**WHAT THE TASK REQUIRES:** Copy each line of the records that includes "structured".

(Records from a dataset)
----

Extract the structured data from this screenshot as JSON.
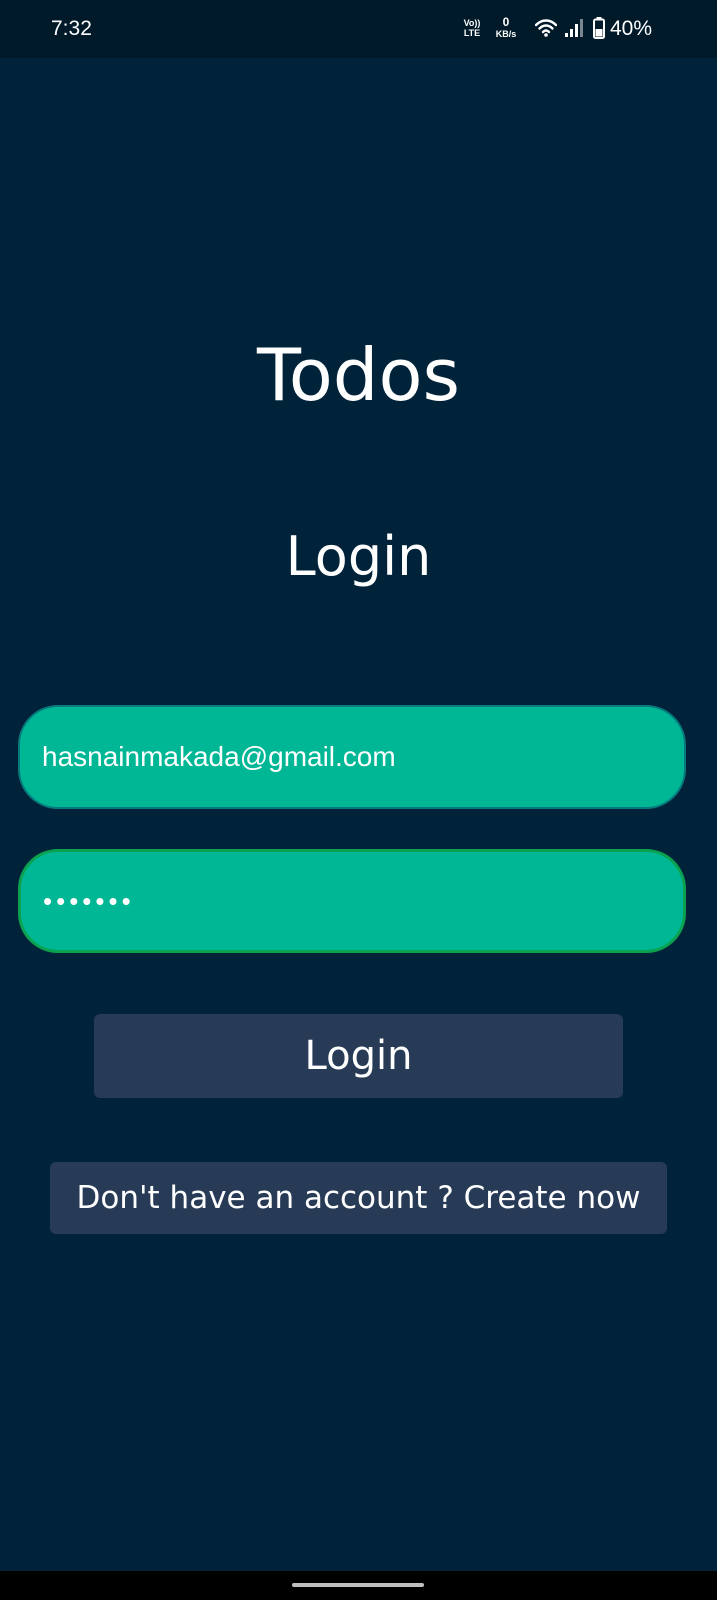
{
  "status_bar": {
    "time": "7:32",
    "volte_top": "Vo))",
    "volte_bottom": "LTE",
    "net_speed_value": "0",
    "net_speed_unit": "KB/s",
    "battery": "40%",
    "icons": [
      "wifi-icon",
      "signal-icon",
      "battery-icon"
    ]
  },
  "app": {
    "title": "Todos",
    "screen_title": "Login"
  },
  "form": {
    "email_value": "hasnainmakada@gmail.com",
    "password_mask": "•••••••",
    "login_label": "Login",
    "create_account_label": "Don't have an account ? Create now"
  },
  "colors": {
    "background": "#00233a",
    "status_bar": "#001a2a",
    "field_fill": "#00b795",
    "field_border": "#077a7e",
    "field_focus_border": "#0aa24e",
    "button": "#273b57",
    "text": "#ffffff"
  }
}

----

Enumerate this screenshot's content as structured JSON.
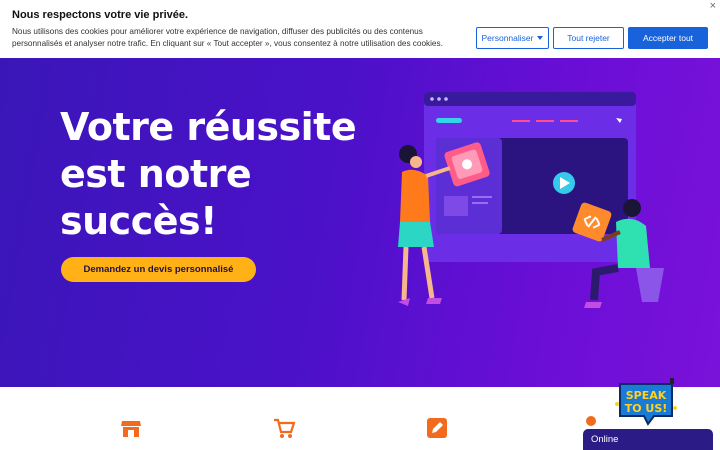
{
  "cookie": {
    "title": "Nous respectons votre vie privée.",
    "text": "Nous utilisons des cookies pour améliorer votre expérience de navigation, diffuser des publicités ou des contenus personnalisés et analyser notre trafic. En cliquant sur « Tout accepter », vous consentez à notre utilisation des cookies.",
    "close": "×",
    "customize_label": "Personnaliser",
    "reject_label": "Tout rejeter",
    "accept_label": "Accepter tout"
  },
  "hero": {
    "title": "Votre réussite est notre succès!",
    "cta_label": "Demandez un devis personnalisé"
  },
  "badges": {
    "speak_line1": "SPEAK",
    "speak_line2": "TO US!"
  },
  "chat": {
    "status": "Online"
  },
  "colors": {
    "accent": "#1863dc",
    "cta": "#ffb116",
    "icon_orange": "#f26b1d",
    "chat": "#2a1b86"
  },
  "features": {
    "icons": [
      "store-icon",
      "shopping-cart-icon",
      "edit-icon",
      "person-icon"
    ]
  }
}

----

**ANSWER:**
Extract the structured data from this screenshot as JSON.
Enumerate this screenshot's content as structured JSON.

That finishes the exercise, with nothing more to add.